Russian church on Lake Onega, c. 1830.
Each one of many small, remote villages around Lake Onega, inhabited by Russians, Karels and tiny Veps tribe, has its own wooden church, and no two of them are alike. church
Karelian church on Lake Onega, c. 1790.
churches churches
Churches on Kizhi Island, Lake Onega.
Kizhi Island.
One of these two churches (the one to the right on the pictures) is probably the World's most beautiful wooden structure. It was built entirely of wood, with no nails used, by local craftsmen in c. 1714. It is completely unlike any other wooden church ever built. churches
View from the church.
Summer midnight, Kizhi Island.

church church church
Churches in Malye Korely, near Arkhangelsk, c.1800-1850.
Summer night in Pechenga Fjord on
Norwegian border - the former site
of the World's northernmost
Orthodox monastery.
Villages of White Sea coast in the northernmost Russia are generally believed to be the last place where the traditions and lifestyle of the old times are still preserved to some degree.

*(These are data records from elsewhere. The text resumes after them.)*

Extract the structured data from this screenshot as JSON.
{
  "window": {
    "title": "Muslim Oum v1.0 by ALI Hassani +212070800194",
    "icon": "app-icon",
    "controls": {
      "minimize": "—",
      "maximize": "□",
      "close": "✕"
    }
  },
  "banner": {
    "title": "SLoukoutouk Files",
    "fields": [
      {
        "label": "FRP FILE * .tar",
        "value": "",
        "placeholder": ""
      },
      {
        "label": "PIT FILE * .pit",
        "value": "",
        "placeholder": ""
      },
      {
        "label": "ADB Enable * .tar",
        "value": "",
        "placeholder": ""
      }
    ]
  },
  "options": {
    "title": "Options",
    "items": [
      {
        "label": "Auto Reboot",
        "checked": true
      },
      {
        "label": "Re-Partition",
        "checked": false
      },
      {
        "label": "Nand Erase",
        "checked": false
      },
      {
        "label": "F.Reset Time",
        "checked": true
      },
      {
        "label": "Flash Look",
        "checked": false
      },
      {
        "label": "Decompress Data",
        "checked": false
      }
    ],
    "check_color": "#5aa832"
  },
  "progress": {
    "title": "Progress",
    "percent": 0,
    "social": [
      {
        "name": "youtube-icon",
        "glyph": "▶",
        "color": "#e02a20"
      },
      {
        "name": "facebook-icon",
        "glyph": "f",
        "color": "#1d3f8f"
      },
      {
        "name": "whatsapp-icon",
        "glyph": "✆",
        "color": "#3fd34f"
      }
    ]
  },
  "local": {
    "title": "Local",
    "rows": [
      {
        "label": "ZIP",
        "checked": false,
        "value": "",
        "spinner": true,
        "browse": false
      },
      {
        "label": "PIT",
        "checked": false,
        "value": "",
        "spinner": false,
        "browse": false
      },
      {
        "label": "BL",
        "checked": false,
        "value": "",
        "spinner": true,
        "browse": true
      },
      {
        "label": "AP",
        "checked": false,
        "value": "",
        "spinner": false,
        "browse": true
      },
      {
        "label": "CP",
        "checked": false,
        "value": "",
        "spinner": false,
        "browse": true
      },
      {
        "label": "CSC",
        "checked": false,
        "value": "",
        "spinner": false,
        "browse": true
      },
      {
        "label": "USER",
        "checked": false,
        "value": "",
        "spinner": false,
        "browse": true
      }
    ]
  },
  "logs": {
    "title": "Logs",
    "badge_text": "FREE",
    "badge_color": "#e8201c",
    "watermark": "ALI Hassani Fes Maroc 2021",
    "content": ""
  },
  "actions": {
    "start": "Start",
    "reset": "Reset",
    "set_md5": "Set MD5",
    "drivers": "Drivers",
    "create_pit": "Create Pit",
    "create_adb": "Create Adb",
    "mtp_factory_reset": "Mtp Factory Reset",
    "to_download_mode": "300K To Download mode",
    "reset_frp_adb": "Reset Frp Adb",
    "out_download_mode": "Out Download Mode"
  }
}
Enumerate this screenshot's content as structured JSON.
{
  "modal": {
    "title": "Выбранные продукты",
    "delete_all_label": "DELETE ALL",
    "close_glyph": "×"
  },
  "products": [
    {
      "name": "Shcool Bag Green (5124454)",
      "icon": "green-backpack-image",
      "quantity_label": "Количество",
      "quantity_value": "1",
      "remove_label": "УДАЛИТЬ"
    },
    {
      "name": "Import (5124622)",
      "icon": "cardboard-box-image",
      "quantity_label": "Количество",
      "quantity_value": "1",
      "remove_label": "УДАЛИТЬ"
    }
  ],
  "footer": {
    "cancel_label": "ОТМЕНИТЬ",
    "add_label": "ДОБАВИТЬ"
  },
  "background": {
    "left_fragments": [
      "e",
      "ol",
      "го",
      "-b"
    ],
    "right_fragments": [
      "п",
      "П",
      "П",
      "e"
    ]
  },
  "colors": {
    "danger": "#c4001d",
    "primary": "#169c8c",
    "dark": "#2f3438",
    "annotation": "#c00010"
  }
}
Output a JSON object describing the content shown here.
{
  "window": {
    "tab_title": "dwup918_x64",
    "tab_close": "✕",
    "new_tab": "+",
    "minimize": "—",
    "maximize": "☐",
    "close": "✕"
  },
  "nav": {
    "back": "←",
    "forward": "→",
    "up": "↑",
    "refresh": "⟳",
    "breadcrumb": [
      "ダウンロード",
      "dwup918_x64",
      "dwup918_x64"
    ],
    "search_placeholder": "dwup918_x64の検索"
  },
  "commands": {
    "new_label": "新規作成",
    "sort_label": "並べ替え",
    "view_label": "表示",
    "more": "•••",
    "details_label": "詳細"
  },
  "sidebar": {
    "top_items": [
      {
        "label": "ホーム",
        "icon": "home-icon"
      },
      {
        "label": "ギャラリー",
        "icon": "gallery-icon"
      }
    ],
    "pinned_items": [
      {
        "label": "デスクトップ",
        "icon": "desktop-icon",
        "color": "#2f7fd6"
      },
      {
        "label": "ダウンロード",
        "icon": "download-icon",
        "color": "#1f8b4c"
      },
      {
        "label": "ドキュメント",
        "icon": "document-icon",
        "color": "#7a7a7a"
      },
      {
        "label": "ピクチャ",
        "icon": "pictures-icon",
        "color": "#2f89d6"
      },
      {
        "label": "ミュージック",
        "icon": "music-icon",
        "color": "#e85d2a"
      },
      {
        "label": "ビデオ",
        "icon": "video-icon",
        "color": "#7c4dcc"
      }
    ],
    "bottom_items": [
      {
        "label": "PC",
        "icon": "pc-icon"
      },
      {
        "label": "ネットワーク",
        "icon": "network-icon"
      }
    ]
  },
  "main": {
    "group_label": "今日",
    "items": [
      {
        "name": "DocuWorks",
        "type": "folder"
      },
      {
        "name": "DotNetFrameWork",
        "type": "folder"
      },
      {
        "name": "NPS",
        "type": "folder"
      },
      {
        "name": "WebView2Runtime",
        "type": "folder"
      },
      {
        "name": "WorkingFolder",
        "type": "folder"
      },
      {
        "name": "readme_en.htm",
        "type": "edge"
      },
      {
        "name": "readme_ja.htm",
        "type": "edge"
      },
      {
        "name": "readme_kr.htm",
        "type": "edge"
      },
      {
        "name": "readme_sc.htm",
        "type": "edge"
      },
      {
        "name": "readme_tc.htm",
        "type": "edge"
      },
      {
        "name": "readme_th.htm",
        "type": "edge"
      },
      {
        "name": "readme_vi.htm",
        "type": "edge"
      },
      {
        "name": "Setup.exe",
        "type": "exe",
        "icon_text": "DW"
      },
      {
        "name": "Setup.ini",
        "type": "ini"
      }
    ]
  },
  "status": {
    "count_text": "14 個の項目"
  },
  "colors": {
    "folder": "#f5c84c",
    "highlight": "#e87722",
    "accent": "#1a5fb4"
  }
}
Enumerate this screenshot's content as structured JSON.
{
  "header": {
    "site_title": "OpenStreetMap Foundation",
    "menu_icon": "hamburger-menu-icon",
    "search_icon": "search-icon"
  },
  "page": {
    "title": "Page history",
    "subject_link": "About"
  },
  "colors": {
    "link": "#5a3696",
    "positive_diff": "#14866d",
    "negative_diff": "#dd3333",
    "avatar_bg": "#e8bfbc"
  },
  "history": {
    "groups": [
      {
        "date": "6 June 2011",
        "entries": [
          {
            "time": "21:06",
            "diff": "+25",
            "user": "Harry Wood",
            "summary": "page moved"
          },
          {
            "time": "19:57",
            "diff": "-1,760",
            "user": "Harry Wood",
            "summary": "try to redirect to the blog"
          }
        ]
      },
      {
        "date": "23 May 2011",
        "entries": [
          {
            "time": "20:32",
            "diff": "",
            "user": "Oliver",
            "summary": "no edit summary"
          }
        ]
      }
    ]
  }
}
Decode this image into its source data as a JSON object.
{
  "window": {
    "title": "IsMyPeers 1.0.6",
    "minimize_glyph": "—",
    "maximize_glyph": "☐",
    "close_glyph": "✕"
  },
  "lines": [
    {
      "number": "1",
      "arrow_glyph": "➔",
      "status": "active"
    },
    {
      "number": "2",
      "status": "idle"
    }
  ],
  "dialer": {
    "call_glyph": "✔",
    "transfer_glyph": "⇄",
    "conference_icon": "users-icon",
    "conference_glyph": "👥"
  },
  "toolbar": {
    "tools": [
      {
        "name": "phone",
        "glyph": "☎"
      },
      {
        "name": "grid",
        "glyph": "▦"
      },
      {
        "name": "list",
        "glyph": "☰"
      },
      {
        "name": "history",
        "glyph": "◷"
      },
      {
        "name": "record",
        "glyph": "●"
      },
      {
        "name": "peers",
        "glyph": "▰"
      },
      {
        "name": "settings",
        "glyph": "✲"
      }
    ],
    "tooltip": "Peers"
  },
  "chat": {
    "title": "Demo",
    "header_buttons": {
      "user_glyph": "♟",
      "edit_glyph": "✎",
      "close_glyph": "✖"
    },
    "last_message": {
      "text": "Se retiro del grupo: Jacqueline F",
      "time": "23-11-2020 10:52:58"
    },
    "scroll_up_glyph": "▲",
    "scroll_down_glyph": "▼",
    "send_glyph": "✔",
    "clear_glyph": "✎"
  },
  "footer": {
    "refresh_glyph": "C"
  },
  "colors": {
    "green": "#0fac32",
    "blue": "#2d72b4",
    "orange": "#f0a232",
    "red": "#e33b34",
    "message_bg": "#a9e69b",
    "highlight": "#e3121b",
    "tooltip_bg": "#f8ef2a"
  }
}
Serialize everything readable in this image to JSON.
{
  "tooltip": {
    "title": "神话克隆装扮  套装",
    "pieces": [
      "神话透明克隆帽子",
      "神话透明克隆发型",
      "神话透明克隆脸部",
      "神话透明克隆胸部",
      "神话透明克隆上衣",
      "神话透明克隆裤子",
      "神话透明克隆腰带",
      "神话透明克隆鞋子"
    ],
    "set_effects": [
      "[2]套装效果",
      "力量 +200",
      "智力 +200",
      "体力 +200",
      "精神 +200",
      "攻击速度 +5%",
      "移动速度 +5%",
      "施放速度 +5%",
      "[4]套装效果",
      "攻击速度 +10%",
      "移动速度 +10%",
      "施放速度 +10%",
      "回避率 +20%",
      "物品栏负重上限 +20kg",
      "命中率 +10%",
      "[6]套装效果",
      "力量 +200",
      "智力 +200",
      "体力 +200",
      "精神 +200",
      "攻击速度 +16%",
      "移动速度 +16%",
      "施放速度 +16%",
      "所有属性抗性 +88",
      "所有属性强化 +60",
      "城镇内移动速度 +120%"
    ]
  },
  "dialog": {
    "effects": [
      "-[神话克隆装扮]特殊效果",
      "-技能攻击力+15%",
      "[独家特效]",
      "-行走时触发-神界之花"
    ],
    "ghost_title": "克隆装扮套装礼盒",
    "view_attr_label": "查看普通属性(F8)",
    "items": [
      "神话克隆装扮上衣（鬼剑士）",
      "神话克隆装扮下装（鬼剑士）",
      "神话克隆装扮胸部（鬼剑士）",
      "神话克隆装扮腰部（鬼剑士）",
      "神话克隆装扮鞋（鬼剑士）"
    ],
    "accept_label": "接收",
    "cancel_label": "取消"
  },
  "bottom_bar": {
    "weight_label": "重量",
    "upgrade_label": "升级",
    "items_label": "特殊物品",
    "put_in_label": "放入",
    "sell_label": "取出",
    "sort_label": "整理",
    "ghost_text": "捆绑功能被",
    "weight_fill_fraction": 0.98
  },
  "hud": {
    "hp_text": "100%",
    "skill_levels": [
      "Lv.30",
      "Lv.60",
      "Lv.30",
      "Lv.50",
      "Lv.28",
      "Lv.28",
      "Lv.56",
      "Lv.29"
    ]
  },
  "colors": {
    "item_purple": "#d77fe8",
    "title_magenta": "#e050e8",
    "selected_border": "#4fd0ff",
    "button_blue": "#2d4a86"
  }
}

Local churches mostly avoided the destruction of revolutionary years, and people still speak a distinct Pomor dialect, little influenced by TV phraseology and city slang. However, few people realize that Russians are relative newcomers in this area with rich Fennic, Scandinavian and Saamian cultural heritage. stone
Sacred stones, called seids by Saami,
were believed to have souls, be able
to fly from place to place, even
kill people who displeased them.
Church in Holmogory village, site of Holmgard,
ancient Viking trade center, c. 1660.
In addition to churches and monasteries, there are ancient Shamanist shrines in this area. They were mostly destroyed by Orthodox Church in other parts of European Russia. Nowadays, shamanism only exists on the Eastern side of the Urals. labyrinth
Stone labyrinths are believed to be ancient
sites of spiritual dancing ceremonies.
Cathedral in Kola, south from Murmansk,
c. 1770-1800.
Stone churches are relatively rare in this country of endless taiga forests, but the few remaining monasteries have impressive stone walls.

Sacred tundra valley on
Russia/Finland border.
Monastery on Solovetskie Islands,
White Sea, c. 1570-1640.
Hibiny Mountains near Monchegorsk.
Solovetsky Monastery, the White Sea.
White Sea coast near Kandalaksha.

World's largest wooden cathedral, Anadyr, Chukotka (NE Siberia), c. 2004.
Interior of Anadyr Cathedral, c. 2004.
Recently, The government again began to push Christianity down peoples' throats by the government, and new churches are built everywhere. church
Anadyr Cathedral (and a radio station billboard).

Chapel in Egvenkinot, Chukotka, c. 2005.
church Chapel in Egvenkinot, Chukotka, c. 2005. Most of these new churches are terrible kitch, but some aren't so bad. church
Chapel in Egvenkinot, Chukotka, c. 2005.
Chapel in Egvenkinot, Chukotka, c. 2005.

Church in Kolomenskoe, Moscow, c. 1532.